All of these advances benefit from the infrastructure for distributed computing that the last wave of hyper-scaled tech companies built in the cloud. They also benefit from the sheer scale of data that has accumulated on the internet, particularly thanks to the ubiquity of highly usable mobile devices with their cameras, sensors and ease of data entry.
But calling all of these things AI confuses the public and founders about what really needs to be built and how to bring it all together in safe and moral ways that encourage both experimentation and responsible behavior.
Given all of this amazing infrastructure, AI as a science project at the intersection of computer science, physics, cognitive and neuroscience will surely advance along the frontier of understanding. It will continue to contribute useful applications as well, but if we call all of them AI, the term will quickly lose its meaning and its novelty.
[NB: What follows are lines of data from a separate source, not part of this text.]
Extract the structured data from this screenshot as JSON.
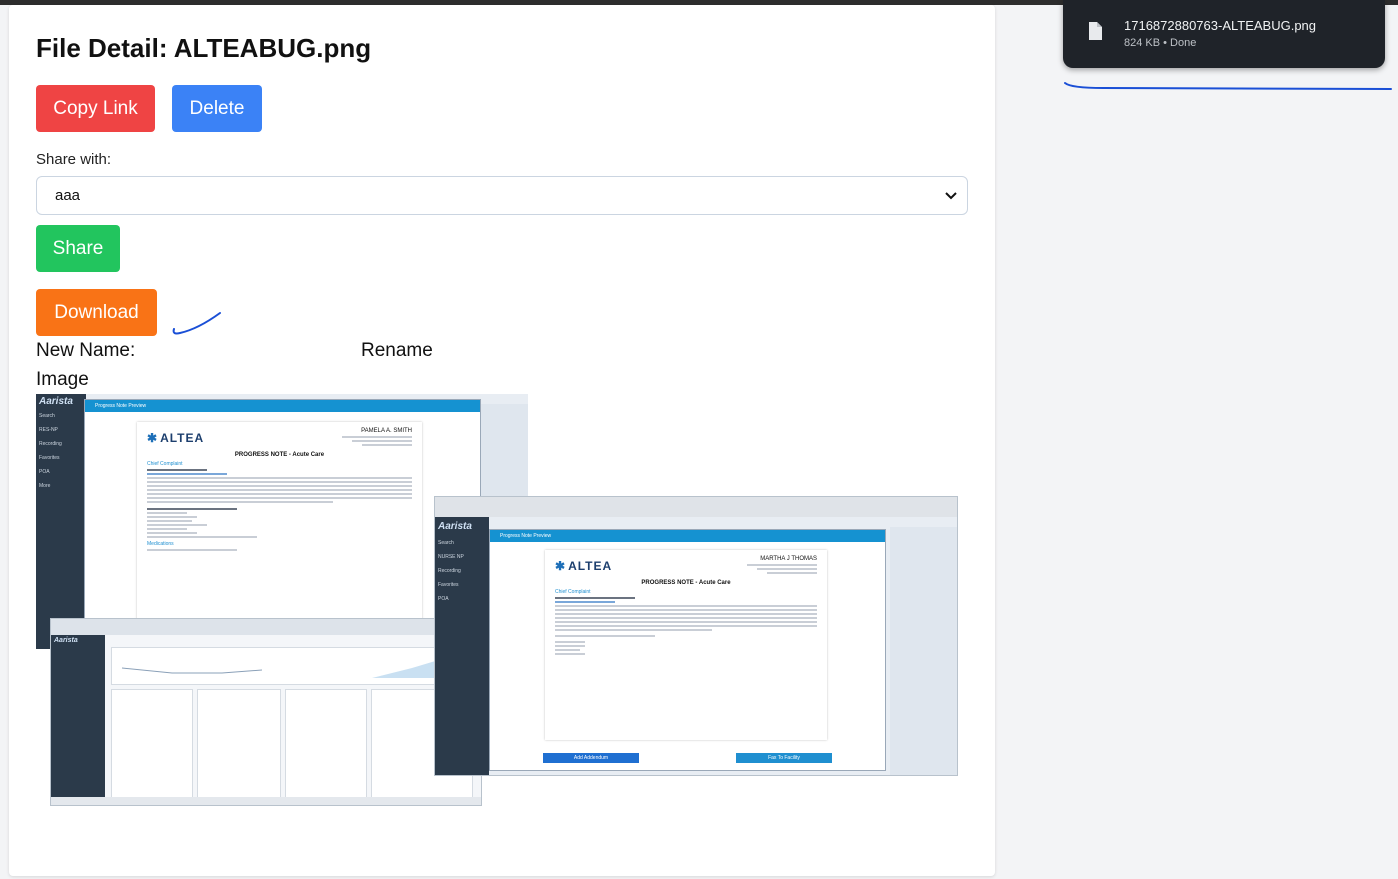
{
  "page": {
    "title": "File Detail: ALTEABUG.png",
    "copy_link_label": "Copy Link",
    "delete_label": "Delete",
    "share_with_label": "Share with:",
    "share_select_value": "aaa",
    "share_label": "Share",
    "download_label": "Download",
    "new_name_label": "New Name:",
    "rename_label": "Rename",
    "image_label": "Image"
  },
  "download_popup": {
    "filename": "1716872880763-ALTEABUG.png",
    "status": "824 KB • Done"
  },
  "preview": {
    "app_name": "Aarista",
    "modal_title": "Progress Note Preview",
    "note1": {
      "brand": "ALTEA",
      "patient": "PAMELA A. SMITH",
      "doc_title": "PROGRESS NOTE - Acute Care",
      "chief_complaint": "Chief Complaint",
      "medications": "Medications"
    },
    "note2": {
      "brand": "ALTEA",
      "patient": "MARTHA J THOMAS",
      "doc_title": "PROGRESS NOTE - Acute Care",
      "chief_complaint": "Chief Complaint",
      "add_addendum": "Add Addendum",
      "fax_to_facility": "Fax To Facility"
    }
  },
  "colors": {
    "copy": "#ef4444",
    "delete": "#3b82f6",
    "share": "#22c55e",
    "download": "#f97316",
    "popup_bg": "#1f2329",
    "annotation": "#1a4fd6"
  }
}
Experts estimate that even with information retrieval, LLMs are accurate ~90% of the time. There is still a lot of research and scaling to get to 99%. However, once they reach that 99% they will no longer be AI, they will be “language interfaces” or simply LLMs. You will be able to write code on the fly, communicate with people in other languages, learn or teach anything we are interested in, and more. The impact will be real. But we will not call it AI. These new capabilities will become invisible to us, additional parts of our extended minds along with our search engines and smartphones.
This is the frontier paradox in action. AI is accelerating so quickly that it will soon simply be technology and a new frontier will be AI. Graduating to technology should be seen as a badge of honor for an idea that previously was on the cutting edge of possible. The frontier paradox means AI will perpetually refer to aspirational approaches, while technology will refer to what can be put to work today. It is our belief that we need both.
At Sequoia we have tried to become more precise about how we discuss AI internally and with founders. We focus on specific technologies that can be put to work, like transformers for large language models or diffusion for image generation. This makes our ability to evaluate a venture much more explicit, tangible and real.
The entrepreneurial journey starts with language. It is only through language that companies can express the uniqueness of their product and its benefit to customers long before it is ready to ship. The precision of language is the key to category creation, company design and market leadership—the components that make enduring companies.
This precision is even more important as founders surf the rising waves of AI to stay right on the frontier. The founders who can define language as this frontier turns into everyday technology will have a distinct advantage.
If you’re founding a company pushing the frontier of AI into useful technology, we’d love to hear from you. Ambitious founders can increase their odds of success by applying to Arc, our catalyst for pre-seed and seed stage companies. Applications for Arc America Fall ’23 are now open—apply here.